HUDLayer *hudLayerInstance;

Second, we import the class in our action layer.m:

#import “HUDLayer.h”

Third, we simply allocate the instance in our actionLayer’s init method:

hudLayerInstance = [[HUDLayer alloc] initWithActionLayer:self];

[self addChild:backLayer z:0 tag:100];

Fourth, when the time comes to update the HUDLayer from the action layer’s update method (perhaps), we call:

[hudLayerInstance someMethodDefinedInHUDLayer:withThisValue];

Fifth, don’t forget to code the HUDLayer.  In its interface, forward declare your action layer class and add the custom initializer as well as your method like so:

@class ActionLayer;

@interface HUDLayer : CCLayer {

CCLabelTTF *_scoreLabel;

}

@property (nonatomic, assign) CCLabelTTF *scoreLabel;

-(id)initWithActionLayer:(ActionLayer*)layer;

@end

Finally implement your initializer and its “someMethodDefinedInHUDLayer” in order to pass it “withThisValue”.

Voila!  Another option is using Delegates/Protocols.

 

 

In this case we are adding all children to the Scene.  In order to get them to communicate, we would need to have methods inside the Scene itself to call actions between objects.  I prefer the former method.  I leave this kind of setup for adding layers that don’t really do much, such as timers, background, eye candy etc.  They are still important layers, they just dont interact with the actionLayer much or at all.

2012 in review

The WordPress.com stats helper monkeys prepared a 2012 annual report for this blog.

Here’s an excerpt:

4,329 films were submitted to the 2012 Cannes Film Festival.

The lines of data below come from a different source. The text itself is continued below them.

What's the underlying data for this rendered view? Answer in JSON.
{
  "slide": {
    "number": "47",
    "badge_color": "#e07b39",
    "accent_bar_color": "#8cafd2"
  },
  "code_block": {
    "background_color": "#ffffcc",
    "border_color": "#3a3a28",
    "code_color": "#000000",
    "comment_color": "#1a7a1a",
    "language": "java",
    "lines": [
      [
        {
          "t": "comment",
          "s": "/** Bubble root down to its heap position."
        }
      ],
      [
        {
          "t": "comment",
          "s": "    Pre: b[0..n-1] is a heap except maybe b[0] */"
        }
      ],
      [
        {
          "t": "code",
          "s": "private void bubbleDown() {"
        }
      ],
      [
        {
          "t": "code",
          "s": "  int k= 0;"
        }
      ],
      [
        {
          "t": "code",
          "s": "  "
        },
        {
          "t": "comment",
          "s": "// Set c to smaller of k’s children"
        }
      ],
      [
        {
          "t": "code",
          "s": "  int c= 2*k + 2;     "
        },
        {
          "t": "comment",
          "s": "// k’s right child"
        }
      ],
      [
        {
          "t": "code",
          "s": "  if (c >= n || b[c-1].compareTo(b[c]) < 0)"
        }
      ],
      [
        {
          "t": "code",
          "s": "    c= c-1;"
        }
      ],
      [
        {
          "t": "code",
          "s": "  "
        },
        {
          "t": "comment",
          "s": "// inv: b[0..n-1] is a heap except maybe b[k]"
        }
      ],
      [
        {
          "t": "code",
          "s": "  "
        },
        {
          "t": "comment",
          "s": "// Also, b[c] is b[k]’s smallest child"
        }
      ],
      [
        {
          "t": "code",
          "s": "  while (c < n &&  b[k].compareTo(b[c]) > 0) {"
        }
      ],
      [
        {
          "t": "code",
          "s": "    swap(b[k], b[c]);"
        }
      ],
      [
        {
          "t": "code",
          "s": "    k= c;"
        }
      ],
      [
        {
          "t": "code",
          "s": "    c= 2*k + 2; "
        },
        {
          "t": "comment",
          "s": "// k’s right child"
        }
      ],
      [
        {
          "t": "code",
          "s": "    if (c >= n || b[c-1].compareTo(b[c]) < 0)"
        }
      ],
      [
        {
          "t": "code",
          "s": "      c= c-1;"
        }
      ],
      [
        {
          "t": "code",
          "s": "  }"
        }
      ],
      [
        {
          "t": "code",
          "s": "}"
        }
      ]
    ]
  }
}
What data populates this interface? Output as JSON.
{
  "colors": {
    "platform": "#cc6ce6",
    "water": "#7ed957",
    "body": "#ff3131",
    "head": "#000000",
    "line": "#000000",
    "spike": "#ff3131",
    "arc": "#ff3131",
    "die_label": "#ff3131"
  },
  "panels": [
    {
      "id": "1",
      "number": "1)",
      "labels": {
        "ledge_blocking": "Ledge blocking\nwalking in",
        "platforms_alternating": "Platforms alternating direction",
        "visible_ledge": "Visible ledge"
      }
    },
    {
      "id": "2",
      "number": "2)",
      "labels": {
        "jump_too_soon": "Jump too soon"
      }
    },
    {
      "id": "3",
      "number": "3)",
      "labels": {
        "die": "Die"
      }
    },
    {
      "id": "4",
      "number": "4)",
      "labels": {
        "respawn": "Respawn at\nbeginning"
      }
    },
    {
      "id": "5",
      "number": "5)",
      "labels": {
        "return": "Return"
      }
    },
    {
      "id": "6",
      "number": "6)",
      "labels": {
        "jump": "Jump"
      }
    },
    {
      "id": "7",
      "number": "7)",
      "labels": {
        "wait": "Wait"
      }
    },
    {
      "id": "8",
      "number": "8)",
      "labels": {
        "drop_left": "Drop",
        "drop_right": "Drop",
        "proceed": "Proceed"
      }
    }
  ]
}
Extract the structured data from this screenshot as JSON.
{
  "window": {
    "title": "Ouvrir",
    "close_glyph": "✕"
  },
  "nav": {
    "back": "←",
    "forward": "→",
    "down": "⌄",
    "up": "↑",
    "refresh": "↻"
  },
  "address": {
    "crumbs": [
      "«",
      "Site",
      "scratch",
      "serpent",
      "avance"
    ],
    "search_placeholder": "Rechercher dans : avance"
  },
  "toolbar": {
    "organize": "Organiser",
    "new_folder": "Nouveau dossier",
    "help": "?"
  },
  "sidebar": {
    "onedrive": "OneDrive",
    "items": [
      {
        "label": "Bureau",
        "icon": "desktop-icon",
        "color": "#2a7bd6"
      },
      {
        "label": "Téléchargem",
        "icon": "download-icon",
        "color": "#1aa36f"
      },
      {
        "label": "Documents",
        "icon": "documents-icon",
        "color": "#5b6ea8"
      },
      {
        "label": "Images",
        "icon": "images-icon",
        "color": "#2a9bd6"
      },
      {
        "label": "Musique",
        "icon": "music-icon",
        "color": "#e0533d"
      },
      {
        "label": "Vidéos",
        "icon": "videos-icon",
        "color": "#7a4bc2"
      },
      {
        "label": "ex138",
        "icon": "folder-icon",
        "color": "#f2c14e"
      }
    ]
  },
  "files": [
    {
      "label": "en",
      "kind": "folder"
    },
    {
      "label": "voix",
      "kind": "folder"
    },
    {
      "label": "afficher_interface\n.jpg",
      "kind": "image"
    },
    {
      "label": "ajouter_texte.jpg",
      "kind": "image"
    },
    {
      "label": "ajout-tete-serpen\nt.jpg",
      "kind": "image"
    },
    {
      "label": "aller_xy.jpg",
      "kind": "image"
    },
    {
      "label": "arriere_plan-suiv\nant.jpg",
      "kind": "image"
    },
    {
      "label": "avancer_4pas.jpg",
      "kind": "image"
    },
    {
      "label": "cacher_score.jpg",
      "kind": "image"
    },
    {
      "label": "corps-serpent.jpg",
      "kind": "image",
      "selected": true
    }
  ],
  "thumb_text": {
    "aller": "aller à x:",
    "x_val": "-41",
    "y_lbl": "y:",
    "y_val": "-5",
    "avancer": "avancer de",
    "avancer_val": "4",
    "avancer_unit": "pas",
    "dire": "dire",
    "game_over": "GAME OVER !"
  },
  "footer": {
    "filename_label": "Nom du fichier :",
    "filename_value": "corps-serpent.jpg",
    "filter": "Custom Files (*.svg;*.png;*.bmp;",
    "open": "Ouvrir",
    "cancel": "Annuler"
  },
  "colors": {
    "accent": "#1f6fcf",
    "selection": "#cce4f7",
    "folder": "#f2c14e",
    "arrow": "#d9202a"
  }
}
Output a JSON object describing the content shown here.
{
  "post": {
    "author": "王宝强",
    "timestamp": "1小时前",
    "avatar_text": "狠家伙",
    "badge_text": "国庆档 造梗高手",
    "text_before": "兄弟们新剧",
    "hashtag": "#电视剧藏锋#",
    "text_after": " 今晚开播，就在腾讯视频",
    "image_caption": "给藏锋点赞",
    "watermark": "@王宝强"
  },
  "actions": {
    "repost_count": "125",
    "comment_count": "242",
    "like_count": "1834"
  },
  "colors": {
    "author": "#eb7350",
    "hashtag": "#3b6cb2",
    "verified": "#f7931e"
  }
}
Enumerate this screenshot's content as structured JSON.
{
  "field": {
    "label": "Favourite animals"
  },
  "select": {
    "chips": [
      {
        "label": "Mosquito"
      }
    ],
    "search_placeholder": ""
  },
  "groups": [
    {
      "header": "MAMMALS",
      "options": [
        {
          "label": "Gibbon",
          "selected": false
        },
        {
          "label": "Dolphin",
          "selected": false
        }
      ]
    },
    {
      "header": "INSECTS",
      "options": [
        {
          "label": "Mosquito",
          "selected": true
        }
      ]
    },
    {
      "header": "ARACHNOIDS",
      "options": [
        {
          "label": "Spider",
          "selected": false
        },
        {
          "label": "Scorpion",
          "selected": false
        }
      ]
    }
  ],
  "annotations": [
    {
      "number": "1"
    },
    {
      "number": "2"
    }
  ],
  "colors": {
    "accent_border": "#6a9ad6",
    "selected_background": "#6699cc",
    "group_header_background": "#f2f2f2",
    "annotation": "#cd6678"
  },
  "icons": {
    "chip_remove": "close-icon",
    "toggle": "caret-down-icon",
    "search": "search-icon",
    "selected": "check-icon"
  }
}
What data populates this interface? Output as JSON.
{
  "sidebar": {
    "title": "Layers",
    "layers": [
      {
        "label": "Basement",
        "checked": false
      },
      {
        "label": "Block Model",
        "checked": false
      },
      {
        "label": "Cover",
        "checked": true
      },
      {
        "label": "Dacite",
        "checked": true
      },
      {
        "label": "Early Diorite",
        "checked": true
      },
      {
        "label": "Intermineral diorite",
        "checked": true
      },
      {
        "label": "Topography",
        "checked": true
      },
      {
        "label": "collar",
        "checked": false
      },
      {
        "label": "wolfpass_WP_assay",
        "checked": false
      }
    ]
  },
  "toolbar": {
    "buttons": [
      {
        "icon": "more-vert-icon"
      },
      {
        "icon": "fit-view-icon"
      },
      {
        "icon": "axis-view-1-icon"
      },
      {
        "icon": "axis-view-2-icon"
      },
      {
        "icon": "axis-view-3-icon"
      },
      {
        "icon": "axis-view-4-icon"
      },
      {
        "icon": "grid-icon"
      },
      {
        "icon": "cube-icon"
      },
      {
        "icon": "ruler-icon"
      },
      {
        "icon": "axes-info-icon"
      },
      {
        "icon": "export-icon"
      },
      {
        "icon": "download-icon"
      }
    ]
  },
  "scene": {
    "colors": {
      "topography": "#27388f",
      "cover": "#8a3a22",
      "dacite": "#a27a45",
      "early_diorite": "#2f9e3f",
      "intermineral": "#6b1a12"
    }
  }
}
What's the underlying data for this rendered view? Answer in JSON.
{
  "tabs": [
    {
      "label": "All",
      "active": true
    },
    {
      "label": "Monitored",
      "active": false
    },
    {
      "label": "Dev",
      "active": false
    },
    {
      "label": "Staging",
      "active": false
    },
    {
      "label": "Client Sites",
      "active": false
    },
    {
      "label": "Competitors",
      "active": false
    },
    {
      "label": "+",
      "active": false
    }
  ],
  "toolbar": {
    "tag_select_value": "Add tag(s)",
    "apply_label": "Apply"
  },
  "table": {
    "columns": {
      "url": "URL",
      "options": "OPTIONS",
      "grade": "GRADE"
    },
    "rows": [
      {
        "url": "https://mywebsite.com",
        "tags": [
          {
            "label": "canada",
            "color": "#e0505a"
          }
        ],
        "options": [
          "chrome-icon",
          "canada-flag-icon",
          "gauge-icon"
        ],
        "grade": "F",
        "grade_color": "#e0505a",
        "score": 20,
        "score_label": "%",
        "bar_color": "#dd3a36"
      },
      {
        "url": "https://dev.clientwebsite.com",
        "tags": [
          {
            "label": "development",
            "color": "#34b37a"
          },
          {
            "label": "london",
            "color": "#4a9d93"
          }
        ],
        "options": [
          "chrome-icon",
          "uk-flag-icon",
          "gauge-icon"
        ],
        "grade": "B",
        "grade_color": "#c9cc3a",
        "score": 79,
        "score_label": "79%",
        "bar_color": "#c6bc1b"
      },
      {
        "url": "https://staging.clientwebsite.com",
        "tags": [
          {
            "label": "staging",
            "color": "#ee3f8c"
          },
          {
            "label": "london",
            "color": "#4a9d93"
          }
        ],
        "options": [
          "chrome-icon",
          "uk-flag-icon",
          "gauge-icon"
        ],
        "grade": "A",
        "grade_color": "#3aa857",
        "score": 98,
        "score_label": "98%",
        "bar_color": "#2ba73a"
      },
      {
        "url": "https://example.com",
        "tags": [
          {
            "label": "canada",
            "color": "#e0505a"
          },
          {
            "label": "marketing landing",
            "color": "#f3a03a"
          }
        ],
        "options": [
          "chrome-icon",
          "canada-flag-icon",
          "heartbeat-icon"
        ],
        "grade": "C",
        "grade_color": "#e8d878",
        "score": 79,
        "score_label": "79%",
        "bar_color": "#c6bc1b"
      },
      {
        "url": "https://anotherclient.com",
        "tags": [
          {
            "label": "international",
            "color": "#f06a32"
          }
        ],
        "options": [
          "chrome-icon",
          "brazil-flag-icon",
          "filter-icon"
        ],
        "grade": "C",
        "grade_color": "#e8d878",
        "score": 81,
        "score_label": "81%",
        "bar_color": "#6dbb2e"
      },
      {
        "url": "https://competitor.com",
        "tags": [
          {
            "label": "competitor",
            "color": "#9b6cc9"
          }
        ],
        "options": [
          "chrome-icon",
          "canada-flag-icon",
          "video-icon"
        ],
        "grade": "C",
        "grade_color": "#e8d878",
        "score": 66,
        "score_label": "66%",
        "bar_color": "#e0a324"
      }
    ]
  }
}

This blog had 17,000 views in 2012. If each view were a film, this blog would power 4 Film Festivals

Click here to see the complete report.